Directions for this task → From the listing below, select every line where the word "label" appears.

Entries provided →
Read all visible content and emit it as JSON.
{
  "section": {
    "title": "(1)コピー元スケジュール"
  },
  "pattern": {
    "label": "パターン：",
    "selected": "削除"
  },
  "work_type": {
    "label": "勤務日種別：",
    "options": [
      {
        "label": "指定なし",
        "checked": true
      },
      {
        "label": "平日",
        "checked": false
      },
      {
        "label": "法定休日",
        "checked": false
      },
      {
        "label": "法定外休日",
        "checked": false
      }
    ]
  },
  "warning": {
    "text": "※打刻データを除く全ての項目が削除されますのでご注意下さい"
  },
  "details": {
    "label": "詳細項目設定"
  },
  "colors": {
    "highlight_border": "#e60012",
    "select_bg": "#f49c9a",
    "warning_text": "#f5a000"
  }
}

Solution to the exercise →
    "label": "パターン：",
    "label": "勤務日種別：",
        "label": "指定なし",
        "label": "平日",
        "label": "法定休日",
        "label": "法定外休日",
    "label": "詳細項目設定"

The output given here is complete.